Fully Known: Uh, do you know why you say um?


If your home church, like mine, featured a well-stocked book table, the title Men Are Like Waffles, Women Are Like Spaghetti might have caught your eye (The words “waffles” and “spaghetti” certainly arrested my attention). But I haven’t been able to come up with two foods that describe this bizarre difference between the genders: as a growing body of research indicates, men like to say “uh,” while women like to say “um.”

I call this a “bizarre difference” because I’ve always thought “um” and “uh” were perfect substitutes, kind of like Tweedledee and Tweedledum.

As it turns out, there are distinguishing characteristics between the two most common “language fillers,” differences that went long unnoticed even among linguistic experts. Then, in 2005, University of Pennsylvania linguist, Mark Liberman, found that men are twice as likely to say "uh" as women.

Eric K. Acton, a Stanford University PhD student, picked up the threat of Liberman’s research, publishing his findings on language fillers in 2011. I thought his technique was pretty sly—after three different speed-dating events, Acton analyzed the content of conversations between the graduate students in attendance, reviewing a total of 992 transcripts.

Acton concluded that “women’s average um/uh ratio is more than 3.5 times that of men.” He also noted that “while the so-called ‘fillers’ um and uh share a great deal in the way of interpretation, association and usage, they are far from perfect substitutes.” Unlike Tweedledee and Tweedledum, “um” and “uh” are fraternal twins.

Both language fillers signal a coming pause in the conversation, the speaker’s shorthand for gimme a sec.
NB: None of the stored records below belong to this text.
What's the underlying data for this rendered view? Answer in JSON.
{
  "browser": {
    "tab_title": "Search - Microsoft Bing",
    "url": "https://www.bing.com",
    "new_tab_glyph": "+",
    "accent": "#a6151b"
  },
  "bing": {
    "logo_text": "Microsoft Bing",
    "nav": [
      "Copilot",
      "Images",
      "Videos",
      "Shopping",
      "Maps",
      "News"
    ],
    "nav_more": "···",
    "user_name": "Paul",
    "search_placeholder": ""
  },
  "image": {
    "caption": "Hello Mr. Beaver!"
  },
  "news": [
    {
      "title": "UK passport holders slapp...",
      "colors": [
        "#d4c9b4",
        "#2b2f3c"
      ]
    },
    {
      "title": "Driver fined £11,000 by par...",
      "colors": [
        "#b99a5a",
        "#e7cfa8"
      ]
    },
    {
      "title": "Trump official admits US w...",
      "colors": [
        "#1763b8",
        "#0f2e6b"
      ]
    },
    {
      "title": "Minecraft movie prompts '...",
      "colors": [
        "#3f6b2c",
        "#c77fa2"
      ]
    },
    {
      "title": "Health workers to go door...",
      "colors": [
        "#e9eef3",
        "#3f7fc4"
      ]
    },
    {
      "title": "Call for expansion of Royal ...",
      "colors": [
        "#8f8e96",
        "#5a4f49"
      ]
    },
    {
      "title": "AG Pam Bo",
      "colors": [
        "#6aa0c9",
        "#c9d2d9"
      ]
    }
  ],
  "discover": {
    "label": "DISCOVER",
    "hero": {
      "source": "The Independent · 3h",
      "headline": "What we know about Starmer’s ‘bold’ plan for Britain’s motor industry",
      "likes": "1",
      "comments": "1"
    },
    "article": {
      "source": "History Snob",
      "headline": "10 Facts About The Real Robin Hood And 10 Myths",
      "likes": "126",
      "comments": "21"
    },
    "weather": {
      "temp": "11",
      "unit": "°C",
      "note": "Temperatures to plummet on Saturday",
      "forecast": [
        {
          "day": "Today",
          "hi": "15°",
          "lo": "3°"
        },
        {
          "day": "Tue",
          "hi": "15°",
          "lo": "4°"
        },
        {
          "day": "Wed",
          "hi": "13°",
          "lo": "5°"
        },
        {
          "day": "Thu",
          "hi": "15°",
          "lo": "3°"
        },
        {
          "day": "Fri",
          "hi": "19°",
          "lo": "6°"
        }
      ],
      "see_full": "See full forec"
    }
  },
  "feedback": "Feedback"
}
But in an email to Olga Khazan of The Atlantic, Liberman said, “people tend to use UM when they're trying to decide what to say, and UH when they're trying to decide how to say it."

It seems that, when engaged in conversation, men and women second-guess themselves for different reasons. “Women are more communicatively circumspect than men, and therefore more likely to pause before deciding what to say; but women are more linguistically fluent than men, and therefore less likely to pause while deciding what words to use,” Liberman suggested.

While you’re free to start noticing your speech patterns and making illuminating self-discoveries, this research is equally valuable for understanding the people around you.

If you’re one of those perfectionists who tries to avoid filler words then you probably don’t look kindly upon “sloppy speech” in others. Okay, I’m talking about myself. I spent six years competing in mock trial, which is basically a public speaking competition in a simulated court. Real attorneys judged most of the rounds. They handed back a paper wad with two hours' worth of their impatient scribbles.

And I really do appreciate the attorney who told me, in a single curt sentence, that adding “you know” at the end of sentences might be a misguided attempt at sounding conversational, but I sounded “tentative” and “weak." For the next few trials, I made sure I wrote “no you knows” on the inside of my wrist, and mentally hissed at myself to polish my sentences.

Here’s the thing about self-improvement: once you see progress, it’s easy to develop this snide inner voice that constantly criticizes those around you, even friends and family. And no one could call that self-improvement.

There is something commendable about the motive behind our “ums,” “likes” and “you knows.” Only people who care about the message they’re conveying will pause to consider their words. In support of this claim, a new study from The University Of Texas found that discourse markers such as “I mean” and “you know” correspond to a person’s empathy and conscientiousness—those traits create “a desire to share or rephrase opinions to recipients.”

Outside a competitive setting, displaying empathy really is more valuable than showing eloquence, I’d argue.

Actually, I’ll end with a tidbit of research you might enjoy. Nicholas Christenfeld, a University of California psychologist, published a paper in 1996 with the finding that drinking alcohol reduces “ums,” obviously not because of careful word choice, but because speakers care less about what they say.